▶ _Task to carry out_:
Looking at the listing below, how many lines include "class"? Answer with the number only.
= = = =
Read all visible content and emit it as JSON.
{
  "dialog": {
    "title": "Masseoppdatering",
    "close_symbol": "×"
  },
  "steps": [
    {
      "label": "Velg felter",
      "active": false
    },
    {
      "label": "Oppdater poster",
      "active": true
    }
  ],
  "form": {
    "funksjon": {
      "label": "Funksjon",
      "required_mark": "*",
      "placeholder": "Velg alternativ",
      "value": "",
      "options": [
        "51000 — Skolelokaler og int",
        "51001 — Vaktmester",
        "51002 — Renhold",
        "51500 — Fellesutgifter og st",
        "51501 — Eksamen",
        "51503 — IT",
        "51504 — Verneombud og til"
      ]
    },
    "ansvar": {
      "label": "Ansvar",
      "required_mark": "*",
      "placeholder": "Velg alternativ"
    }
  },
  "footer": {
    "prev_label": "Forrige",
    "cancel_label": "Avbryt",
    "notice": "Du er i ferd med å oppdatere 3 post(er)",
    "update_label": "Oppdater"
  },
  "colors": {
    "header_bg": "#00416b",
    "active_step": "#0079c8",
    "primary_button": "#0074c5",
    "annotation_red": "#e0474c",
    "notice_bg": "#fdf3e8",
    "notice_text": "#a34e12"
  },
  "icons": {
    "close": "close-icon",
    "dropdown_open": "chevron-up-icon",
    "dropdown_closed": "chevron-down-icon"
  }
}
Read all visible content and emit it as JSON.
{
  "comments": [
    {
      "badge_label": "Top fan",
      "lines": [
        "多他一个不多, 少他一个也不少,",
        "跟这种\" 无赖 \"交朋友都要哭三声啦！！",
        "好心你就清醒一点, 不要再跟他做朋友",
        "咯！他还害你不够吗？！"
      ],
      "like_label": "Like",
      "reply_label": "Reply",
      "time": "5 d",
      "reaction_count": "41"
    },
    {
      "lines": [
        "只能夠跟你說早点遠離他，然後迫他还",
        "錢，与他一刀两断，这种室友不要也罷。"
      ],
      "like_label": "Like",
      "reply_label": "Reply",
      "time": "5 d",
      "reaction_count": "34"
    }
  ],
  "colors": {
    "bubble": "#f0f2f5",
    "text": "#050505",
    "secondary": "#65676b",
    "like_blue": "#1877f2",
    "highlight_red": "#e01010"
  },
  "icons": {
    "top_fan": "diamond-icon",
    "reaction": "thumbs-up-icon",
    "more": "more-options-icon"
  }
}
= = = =
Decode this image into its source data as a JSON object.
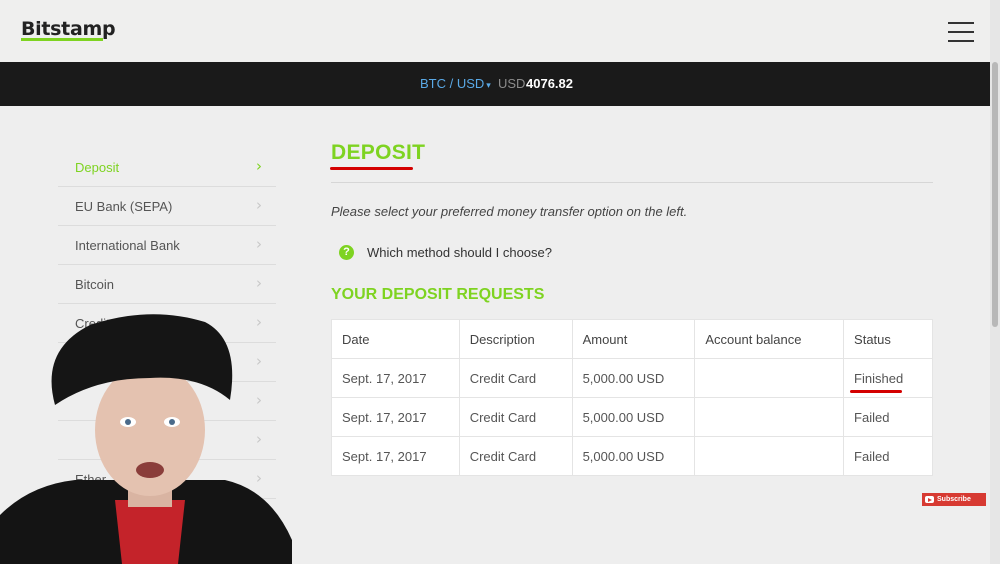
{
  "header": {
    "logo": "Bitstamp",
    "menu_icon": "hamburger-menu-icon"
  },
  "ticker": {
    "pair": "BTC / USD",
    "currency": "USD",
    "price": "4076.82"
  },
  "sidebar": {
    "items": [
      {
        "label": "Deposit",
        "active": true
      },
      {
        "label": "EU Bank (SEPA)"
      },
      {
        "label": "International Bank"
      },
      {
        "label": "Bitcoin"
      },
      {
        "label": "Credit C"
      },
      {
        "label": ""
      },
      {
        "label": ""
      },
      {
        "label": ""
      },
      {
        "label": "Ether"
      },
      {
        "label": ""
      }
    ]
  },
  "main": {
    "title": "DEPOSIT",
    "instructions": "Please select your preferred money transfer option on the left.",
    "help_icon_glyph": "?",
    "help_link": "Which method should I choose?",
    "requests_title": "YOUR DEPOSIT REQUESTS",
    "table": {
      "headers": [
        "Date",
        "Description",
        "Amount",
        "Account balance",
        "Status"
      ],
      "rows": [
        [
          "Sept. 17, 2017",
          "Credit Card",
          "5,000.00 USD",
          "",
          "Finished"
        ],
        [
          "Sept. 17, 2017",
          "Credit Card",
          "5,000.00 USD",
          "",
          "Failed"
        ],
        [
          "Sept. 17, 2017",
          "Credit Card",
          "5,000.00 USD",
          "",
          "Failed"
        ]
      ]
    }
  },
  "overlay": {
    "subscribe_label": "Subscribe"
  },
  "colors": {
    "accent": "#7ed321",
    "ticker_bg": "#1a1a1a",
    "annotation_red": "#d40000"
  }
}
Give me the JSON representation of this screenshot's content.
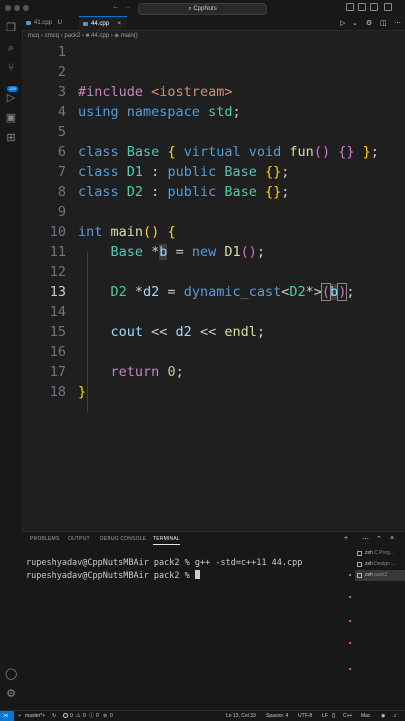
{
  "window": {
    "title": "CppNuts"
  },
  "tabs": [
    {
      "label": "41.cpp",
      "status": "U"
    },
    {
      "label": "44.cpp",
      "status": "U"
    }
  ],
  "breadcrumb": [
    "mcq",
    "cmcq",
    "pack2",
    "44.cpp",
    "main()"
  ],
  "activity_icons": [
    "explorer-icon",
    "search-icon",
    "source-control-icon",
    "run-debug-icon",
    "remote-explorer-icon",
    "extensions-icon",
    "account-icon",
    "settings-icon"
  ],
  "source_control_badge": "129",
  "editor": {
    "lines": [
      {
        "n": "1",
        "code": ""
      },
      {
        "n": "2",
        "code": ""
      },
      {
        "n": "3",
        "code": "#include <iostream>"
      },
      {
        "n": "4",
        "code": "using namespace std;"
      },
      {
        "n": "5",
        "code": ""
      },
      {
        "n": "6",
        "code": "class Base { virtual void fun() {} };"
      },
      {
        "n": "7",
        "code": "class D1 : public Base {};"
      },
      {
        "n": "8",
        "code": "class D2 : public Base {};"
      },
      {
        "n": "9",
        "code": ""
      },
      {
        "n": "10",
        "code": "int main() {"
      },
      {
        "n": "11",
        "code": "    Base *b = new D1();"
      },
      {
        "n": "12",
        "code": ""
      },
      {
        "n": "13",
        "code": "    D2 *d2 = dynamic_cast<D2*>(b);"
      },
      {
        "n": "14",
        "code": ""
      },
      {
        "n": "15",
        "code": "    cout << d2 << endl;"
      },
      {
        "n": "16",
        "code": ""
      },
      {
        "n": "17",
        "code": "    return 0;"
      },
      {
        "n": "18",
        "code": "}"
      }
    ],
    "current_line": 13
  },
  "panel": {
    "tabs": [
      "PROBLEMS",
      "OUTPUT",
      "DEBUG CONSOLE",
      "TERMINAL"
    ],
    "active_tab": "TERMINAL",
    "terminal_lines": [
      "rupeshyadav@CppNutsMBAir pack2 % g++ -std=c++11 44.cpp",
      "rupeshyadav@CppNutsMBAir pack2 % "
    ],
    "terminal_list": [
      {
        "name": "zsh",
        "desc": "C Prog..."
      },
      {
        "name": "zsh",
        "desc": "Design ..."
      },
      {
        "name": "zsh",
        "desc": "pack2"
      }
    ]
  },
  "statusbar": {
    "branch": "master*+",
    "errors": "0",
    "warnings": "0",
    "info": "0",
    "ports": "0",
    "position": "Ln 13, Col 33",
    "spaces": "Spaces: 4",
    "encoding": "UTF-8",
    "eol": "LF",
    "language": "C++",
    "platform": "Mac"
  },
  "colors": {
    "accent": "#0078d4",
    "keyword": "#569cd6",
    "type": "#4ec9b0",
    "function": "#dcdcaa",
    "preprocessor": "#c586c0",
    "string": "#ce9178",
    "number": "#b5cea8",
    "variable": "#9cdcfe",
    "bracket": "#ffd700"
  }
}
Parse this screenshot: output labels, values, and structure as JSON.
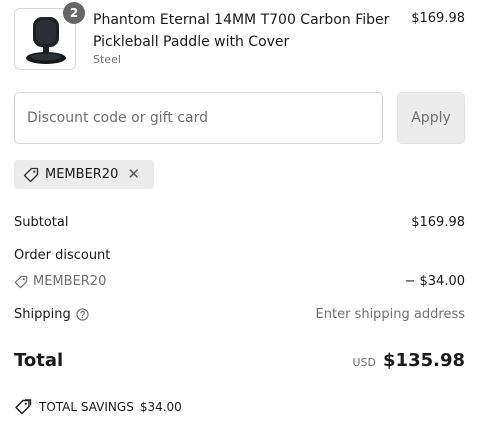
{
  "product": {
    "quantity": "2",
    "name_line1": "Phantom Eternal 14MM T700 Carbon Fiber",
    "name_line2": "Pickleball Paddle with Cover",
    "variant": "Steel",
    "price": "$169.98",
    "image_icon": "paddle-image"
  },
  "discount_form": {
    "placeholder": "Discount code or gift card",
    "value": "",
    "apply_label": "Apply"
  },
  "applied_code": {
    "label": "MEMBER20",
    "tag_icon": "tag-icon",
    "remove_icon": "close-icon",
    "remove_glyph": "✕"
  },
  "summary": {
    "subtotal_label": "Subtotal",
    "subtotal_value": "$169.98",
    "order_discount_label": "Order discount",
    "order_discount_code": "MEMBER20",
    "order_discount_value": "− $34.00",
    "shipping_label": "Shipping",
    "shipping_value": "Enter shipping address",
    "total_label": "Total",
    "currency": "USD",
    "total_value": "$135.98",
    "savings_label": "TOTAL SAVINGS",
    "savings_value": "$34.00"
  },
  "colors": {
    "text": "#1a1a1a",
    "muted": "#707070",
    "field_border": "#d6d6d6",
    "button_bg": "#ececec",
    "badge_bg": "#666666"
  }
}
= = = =
▶ _Task output_:
3